Copy out every line from the records that includes "Sent".

Items listed in a dataset:
--

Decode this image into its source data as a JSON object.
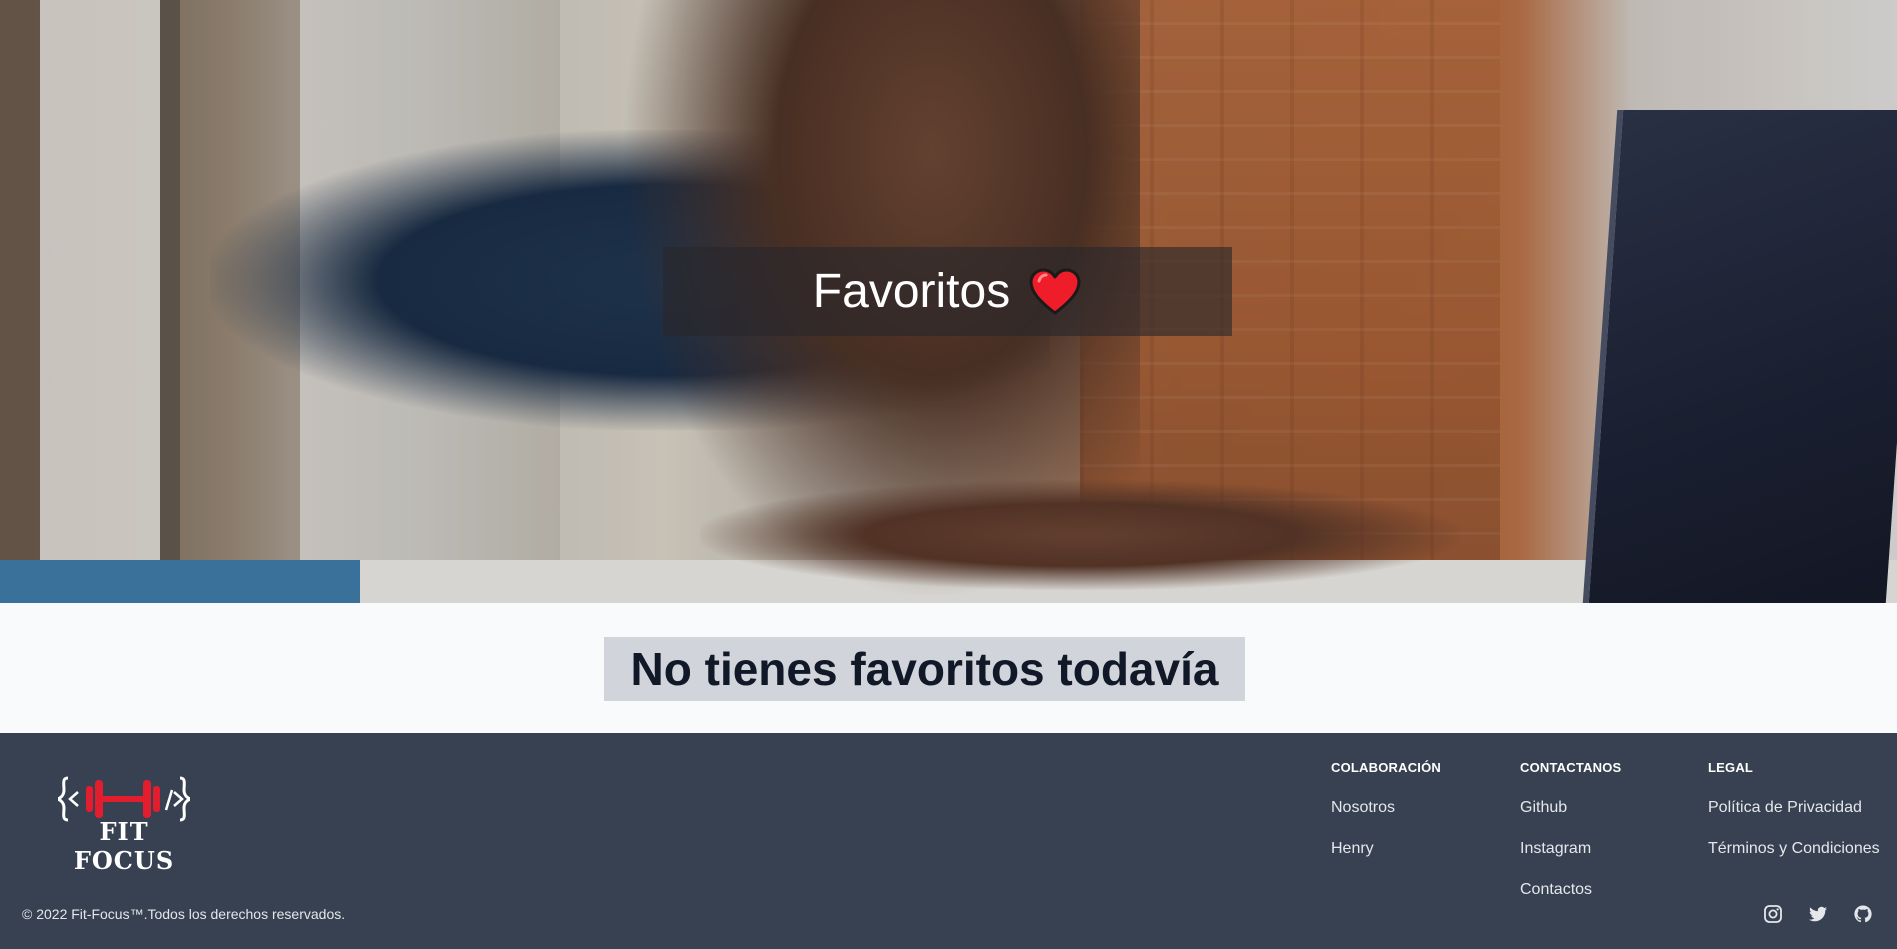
{
  "hero": {
    "title": "Favoritos",
    "heart_icon": "heart-icon"
  },
  "main": {
    "empty_message": "No tienes favoritos todavía"
  },
  "footer": {
    "logo": {
      "text": "FIT FOCUS",
      "icon": "dumbbell-code-icon"
    },
    "columns": [
      {
        "heading": "COLABORACIÓN",
        "links": [
          "Nosotros",
          "Henry"
        ]
      },
      {
        "heading": "CONTACTANOS",
        "links": [
          "Github",
          "Instagram",
          "Contactos"
        ]
      },
      {
        "heading": "LEGAL",
        "links": [
          "Política de Privacidad",
          "Términos y Condiciones"
        ]
      }
    ],
    "copyright": "© 2022 Fit-Focus™.Todos los derechos reservados.",
    "social_icons": [
      "instagram-icon",
      "twitter-icon",
      "github-icon"
    ]
  },
  "colors": {
    "footer_bg": "#374151",
    "page_bg": "#f9fafb",
    "empty_box_bg": "#d1d5db",
    "brand_red": "#e11d2e",
    "heart_red": "#ef1d2a"
  }
}
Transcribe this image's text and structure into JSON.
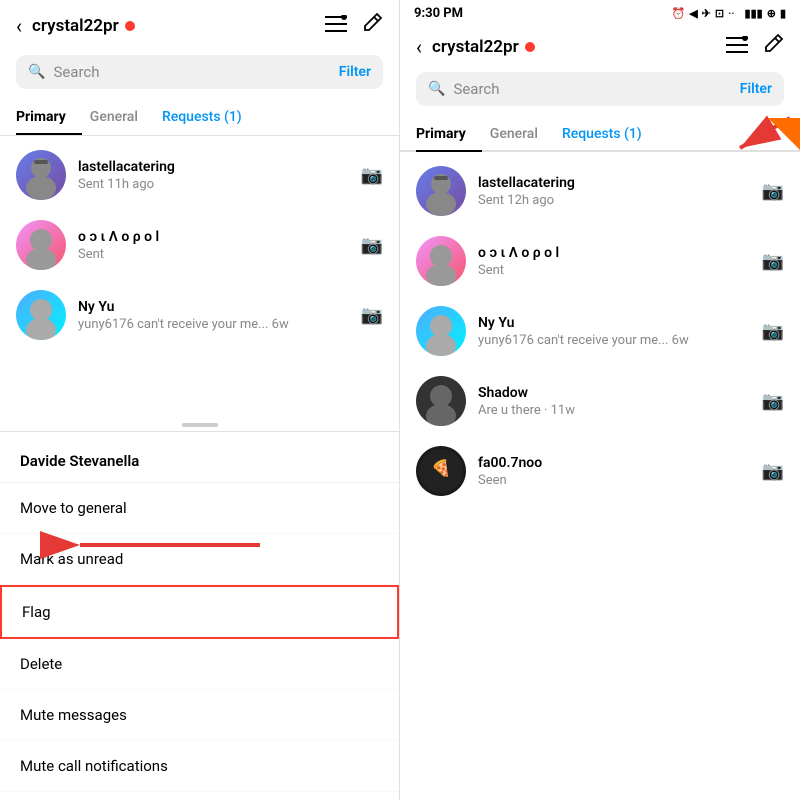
{
  "left": {
    "header": {
      "username": "crystal22pr",
      "back_label": "‹",
      "list_icon": "☰",
      "compose_icon": "✏"
    },
    "search": {
      "placeholder": "Search",
      "filter_label": "Filter"
    },
    "tabs": [
      {
        "label": "Primary",
        "active": true
      },
      {
        "label": "General",
        "active": false
      },
      {
        "label": "Requests (1)",
        "active": false,
        "type": "requests"
      }
    ],
    "messages": [
      {
        "name": "lastellacatering",
        "preview": "Sent 11h ago",
        "avatar_emoji": "🧑"
      },
      {
        "name": "ο ͻ ι Λ ο ρ ο l",
        "preview": "Sent",
        "avatar_emoji": "👤"
      },
      {
        "name": "Ny Yu",
        "preview": "yuny6176 can't receive your me... 6w",
        "avatar_emoji": "👩"
      }
    ],
    "context_menu": {
      "header": "Davide Stevanella",
      "items": [
        "Move to general",
        "Mark as unread",
        "Flag",
        "Delete",
        "Mute messages",
        "Mute call notifications"
      ]
    }
  },
  "right": {
    "status_bar": {
      "time": "9:30 PM",
      "icons": "▲ ◀ ⬛ ··  ▮▮ ▮▮ ⊕ 🔋"
    },
    "header": {
      "username": "crystal22pr",
      "back_label": "‹",
      "list_icon": "☰",
      "compose_icon": "✏"
    },
    "search": {
      "placeholder": "Search",
      "filter_label": "Filter"
    },
    "tabs": [
      {
        "label": "Primary",
        "active": true
      },
      {
        "label": "General",
        "active": false
      },
      {
        "label": "Requests (1)",
        "active": false,
        "type": "requests"
      }
    ],
    "messages": [
      {
        "name": "lastellacatering",
        "preview": "Sent 12h ago",
        "avatar_emoji": "🧑"
      },
      {
        "name": "ο ͻ ι Λ ο ρ ο l",
        "preview": "Sent",
        "avatar_emoji": "👤"
      },
      {
        "name": "Ny Yu",
        "preview": "yuny6176 can't receive your me... 6w",
        "avatar_emoji": "👩"
      },
      {
        "name": "Shadow",
        "preview": "Are u there · 11w",
        "avatar_emoji": "🧑‍🦱"
      },
      {
        "name": "fa00.7noo",
        "preview": "Seen",
        "avatar_emoji": "🍕"
      }
    ]
  },
  "annotations": {
    "red_arrow_left_label": "← pointing to Flag",
    "red_arrow_right_label": "→ pointing to Requests"
  }
}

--

#### [WRITTEN RESPONSE]
        "preview": "Sent 11h ago",
        "preview": "Sent",
        "preview": "Sent 12h ago",
        "preview": "Sent",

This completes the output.